Top Leaderboard, Site wide
August 1, 2014
Truthdig: Drilling Beneath the Headlines
Help us grow by sharing
and liking Truthdig:
Sign up for Truthdig's Email NewsletterLike Truthdig on FacebookFollow Truthdig on TwitterSubscribe to Truthdig's RSS Feed

Newsletter

sign up to get updates


Hydropower Illuminates a Piece of History






Truthdig Bazaar
America and the Islamic Bomb: The Deadly Compromise

America and the Islamic Bomb: The Deadly Compromise

By David Armstrong and Joseph J. Trento
$16.47

Time of Useful Consciousness

Time of Useful Consciousness

By Lawrence Ferlinghetti
$22.95

more items

 
Report

Tim Geithner and the Wall Street Bailout Redux

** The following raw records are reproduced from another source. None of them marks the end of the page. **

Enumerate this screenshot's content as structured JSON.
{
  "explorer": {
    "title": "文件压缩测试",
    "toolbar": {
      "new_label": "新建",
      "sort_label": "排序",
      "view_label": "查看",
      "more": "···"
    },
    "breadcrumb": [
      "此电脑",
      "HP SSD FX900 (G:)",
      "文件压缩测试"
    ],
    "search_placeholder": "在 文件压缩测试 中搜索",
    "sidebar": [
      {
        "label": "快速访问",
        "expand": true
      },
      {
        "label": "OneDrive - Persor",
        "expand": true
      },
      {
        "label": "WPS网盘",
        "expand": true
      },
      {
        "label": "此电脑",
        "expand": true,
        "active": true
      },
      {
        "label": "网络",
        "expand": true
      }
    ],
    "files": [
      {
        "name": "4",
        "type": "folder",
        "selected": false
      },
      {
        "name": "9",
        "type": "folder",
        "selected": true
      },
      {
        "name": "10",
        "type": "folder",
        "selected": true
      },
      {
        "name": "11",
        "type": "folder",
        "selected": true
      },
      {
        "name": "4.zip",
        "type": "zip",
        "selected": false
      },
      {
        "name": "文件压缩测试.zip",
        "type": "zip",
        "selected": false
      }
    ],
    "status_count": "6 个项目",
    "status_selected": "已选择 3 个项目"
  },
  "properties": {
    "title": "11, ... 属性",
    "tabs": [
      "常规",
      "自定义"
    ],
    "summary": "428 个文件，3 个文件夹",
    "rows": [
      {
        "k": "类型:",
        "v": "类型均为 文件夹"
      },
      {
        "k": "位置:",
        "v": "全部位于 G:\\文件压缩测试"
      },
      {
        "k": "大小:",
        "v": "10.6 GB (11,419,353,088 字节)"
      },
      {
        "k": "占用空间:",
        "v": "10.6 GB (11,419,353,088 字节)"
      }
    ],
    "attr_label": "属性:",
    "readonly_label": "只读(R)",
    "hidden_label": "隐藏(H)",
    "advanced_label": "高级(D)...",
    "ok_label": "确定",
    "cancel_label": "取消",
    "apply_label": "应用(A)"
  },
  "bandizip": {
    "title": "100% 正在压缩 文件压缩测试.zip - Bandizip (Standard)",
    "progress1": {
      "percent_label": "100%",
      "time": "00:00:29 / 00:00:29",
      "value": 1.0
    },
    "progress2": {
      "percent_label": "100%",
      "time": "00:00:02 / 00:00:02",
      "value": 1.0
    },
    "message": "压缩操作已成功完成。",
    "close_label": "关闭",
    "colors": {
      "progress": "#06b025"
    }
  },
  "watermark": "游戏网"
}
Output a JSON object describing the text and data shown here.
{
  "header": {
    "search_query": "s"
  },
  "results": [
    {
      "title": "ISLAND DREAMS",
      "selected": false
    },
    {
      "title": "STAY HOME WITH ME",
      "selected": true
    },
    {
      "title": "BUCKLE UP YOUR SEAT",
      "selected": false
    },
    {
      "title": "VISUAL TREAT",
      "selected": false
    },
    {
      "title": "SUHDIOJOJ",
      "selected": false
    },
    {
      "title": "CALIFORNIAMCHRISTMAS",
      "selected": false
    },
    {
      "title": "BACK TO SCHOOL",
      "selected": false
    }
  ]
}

Email this item Email    Print this item Print    Share this item... Share

Posted on May 14, 2014
Frederic Legrand / Shutterstock.com

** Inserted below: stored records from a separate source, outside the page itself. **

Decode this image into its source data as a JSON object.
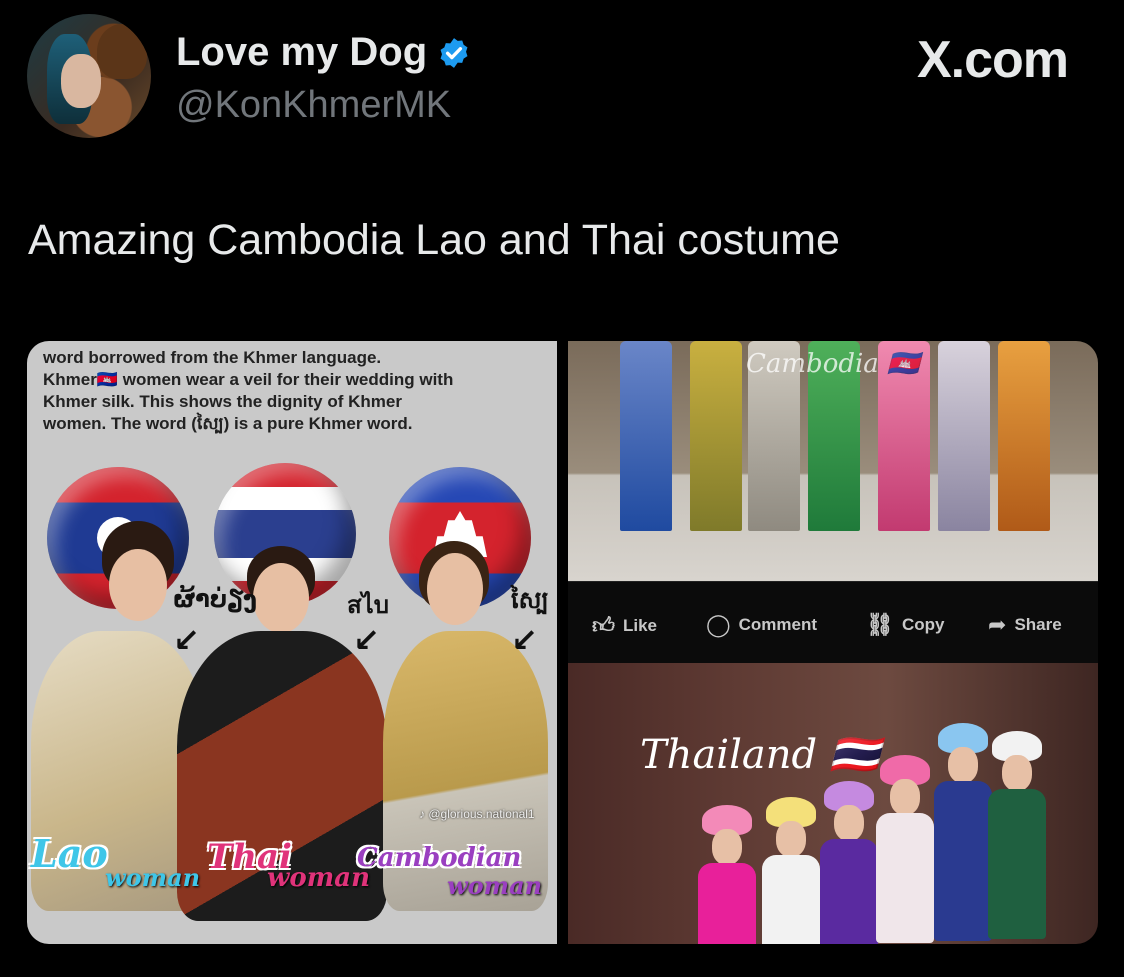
{
  "post": {
    "display_name": "Love my Dog",
    "handle": "@KonKhmerMK",
    "brand": "X.com",
    "text": "Amazing Cambodia Lao and Thai costume"
  },
  "left_image": {
    "caption_lines": [
      "word borrowed from the Khmer language.",
      "Khmer🇰🇭 women wear a veil for their wedding with",
      "Khmer silk. This shows the dignity of Khmer",
      "women. The word (ស្បៃ) is a pure Khmer word."
    ],
    "script_lao": "ຜ້າບ່ຽງ",
    "script_thai": "สไบ",
    "script_khmer": "ស្បៃ",
    "label_lao": "Lao",
    "label_thai": "Thai",
    "label_cambodian": "Cambodian",
    "label_woman": "woman",
    "watermark": "♪ @glorious.national1"
  },
  "right_top": {
    "label": "Cambodia 🇰🇭"
  },
  "fb_bar": {
    "like": "Like",
    "comment": "Comment",
    "copy": "Copy",
    "share": "Share"
  },
  "right_bottom": {
    "label": "Thailand 🇹🇭"
  },
  "colors": {
    "background": "#000000",
    "text": "#e7e9ea",
    "secondary": "#71767b",
    "verified": "#1d9bf0"
  }
}
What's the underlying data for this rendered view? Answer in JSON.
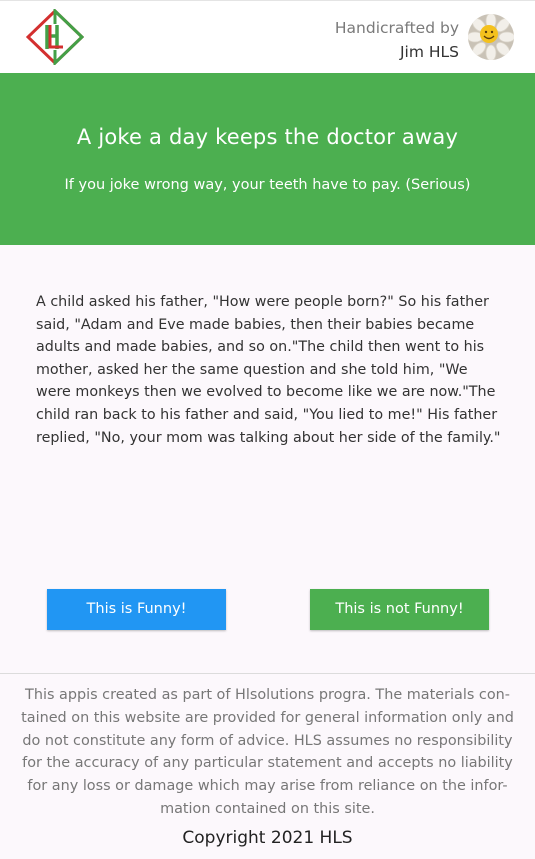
{
  "header": {
    "logo_text": "H",
    "credit_prefix": "Handicrafted by",
    "credit_name": "Jim HLS"
  },
  "hero": {
    "title": "A joke a day keeps the doctor away",
    "subtitle": "If you joke wrong way, your teeth have to pay. (Serious)",
    "background": "#4caf50"
  },
  "joke": {
    "text": "A child asked his father, \"How were people born?\" So his father said, \"Adam and Eve made babies, then their babies became adults and made babies, and so on.\"The child then went to his mother, asked her the same question and she told him, \"We were monkeys then we evolved to become like we are now.\"The child ran back to his father and said, \"You lied to me!\" His father replied, \"No, your mom was talking about her side of the family.\""
  },
  "buttons": {
    "funny_label": "This is Funny!",
    "funny_color": "#2196f3",
    "not_funny_label": "This is not Funny!",
    "not_funny_color": "#4caf50"
  },
  "footer": {
    "disclaimer": "This appis created as part of Hlsolutions progra. The materials con-tained on this website are provided for general information only and do not constitute any form of advice. HLS assumes no responsibility for the accuracy of any particular statement and accepts no liability for any loss or damage which may arise from reliance on the infor-mation contained on this site.",
    "copyright": "Copyright 2021 HLS"
  }
}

Former Secretary of Treasury Timothy Geithner.

By Robert Reich

This post originally ran on Robert Reich’s Web page.

Timothy Geithner’s new book about the financial crisis, “Stress Test,” is basically an argument that the Wall Street bailout succeeded. That’s hardly surprising, given that Geithner was in charge of the bailout when Treasury Secretary (as was his predecessor at Treasury, Hank Paulson), and so has an inherent interest in telling the public it succeeded.

Even so, the bailout clearly did succeed, if success means avoiding another Great Depression.

But another Great Depression might have been avoided if the crisis had been handled differently — for example, by allowing the bankruptcy laws to do what they were intended to do, and forcing the big Wall Street banks to reorganize under them.

In fact, the bailout was a colossal failure in several respects Geithner barely mentions in his book, or avoids completely: 

Advertisement

Square, Site wide
(1) The biggest Wall Street banks are now bigger than ever, and no sane person on or off the Street now believes Washington will ever allow them to fail – which means they’ll continue to make big, risky bets because they know they can’t fail. And they’ll get even bigger because big depositors and lenders know they’ll never fail and therefore demand lower interest rates than demanded from smaller banks.

(2) No Wall Street executives have ever been prosecuted for what they did to the country, which means even more rampant irresponsibility in executive suites as well as even deeper cynicism in the public about the political power of Wall Street.

(3) The bailout helped the banks but did little or nothing for the tens of millions of Americans who lost billions of dollars in home equity and savings, and the millions more who lost their jobs. The toll was greatest on the poor and the middle class, who still haven’t recovered their losses, even though Wall Street has fully recovered (and then some). Nor have reforms been enacted that will help the middle class and the poor the next time Wall Street implodes.

So pardon me if I take issue with Tim Geithner. The bailout was a success in the narrowest terms. Seen more broadly it was a terrible failure.

We’d have done better had we forced the biggest Wall Street banks, including the giant insurer AIG, to reorganize under bankruptcy rather than bail them out.

         


New and Improved Comments

If you have trouble leaving a comment, review this help page. Still having problems? Let us know. If you find yourself moderated, take a moment to review our comment policy.

 
Right 1, Site wide - BlogAds Premium
 
Right 2, Site wide - Blogads
 
Join the Liberal Blog Advertising Network
 
 
 
Right Skyscraper, Site Wide
 
Join the Liberal Blog Advertising Network
 

A Progressive Journal of News and Opinion   Publisher, Zuade Kaufman   Editor, Robert Scheer
© 2014 Truthdig, LLC. All rights reserved.

Like Truthdig on Facebook